Stump the Bookseller is a service offered by Loganberry Books to reconnect people to the books they love but can’t quite remember. In brief (for more detailed information see our About page), people can post their memories here, and the hivemind goes to work. After all, the collective mind of bibliophiles, readers, parents and librarians around the world is much better than just a few of us thinking. Together with these wonderful Stumper Magicians, we have a nearly 50% success rate in finding these long lost but treasured books. The more concrete the book description, the better the success rate, of course. It is a labor of love to keep it going, and there is a modest fee. Please see the How To page to find price information and details on how to submit your Book Stumper and payment.
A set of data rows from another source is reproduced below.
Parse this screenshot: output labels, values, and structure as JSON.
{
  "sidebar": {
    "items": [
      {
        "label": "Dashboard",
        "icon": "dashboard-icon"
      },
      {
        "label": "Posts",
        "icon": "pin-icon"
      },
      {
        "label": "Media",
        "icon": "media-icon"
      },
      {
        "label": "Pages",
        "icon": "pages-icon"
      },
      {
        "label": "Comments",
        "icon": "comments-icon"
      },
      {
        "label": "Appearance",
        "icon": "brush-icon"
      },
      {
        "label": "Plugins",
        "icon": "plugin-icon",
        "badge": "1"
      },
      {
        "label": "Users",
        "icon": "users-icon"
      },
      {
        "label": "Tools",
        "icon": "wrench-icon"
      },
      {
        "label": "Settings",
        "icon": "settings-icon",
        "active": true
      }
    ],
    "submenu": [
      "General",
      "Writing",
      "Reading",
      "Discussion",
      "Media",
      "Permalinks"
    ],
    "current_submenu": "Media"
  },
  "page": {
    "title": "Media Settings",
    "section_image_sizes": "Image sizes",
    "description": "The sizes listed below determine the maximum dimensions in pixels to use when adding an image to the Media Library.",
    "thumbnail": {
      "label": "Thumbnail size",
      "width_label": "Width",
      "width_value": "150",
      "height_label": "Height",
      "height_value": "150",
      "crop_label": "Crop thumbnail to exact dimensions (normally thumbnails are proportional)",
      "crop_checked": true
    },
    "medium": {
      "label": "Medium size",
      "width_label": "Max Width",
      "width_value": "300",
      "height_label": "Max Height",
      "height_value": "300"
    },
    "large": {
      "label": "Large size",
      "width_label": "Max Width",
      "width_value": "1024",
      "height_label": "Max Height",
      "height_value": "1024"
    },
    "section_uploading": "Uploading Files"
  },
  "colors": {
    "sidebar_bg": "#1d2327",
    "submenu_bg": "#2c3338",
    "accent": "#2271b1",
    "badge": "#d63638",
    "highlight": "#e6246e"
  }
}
Thanks to everyone involved to keep this forum going: our blogging team, the well-read Stumper Magicians, the many referrals, and of course to everyone who fondly remembers the wonder of books from their childhood and wants to share or revisit that wonder. Isn’t it amazing, the magic of a book?